Extracted data entries
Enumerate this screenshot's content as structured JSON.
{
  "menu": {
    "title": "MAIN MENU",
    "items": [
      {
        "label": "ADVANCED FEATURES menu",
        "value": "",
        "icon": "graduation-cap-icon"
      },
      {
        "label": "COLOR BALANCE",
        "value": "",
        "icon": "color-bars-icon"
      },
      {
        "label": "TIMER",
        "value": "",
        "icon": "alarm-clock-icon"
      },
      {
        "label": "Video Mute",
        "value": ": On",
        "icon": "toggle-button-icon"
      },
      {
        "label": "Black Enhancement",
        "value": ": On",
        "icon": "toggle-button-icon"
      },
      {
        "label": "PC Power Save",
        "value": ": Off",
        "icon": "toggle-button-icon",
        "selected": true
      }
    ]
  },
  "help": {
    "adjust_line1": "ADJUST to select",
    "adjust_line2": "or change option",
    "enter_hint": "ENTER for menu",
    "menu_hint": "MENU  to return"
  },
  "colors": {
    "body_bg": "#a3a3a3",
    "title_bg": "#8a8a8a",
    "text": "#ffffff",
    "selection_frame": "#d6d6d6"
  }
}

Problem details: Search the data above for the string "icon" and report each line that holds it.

Solution for this task:
        "icon": "graduation-cap-icon"
        "icon": "color-bars-icon"
        "icon": "alarm-clock-icon"
        "icon": "toggle-button-icon"
        "icon": "toggle-button-icon"
        "icon": "toggle-button-icon",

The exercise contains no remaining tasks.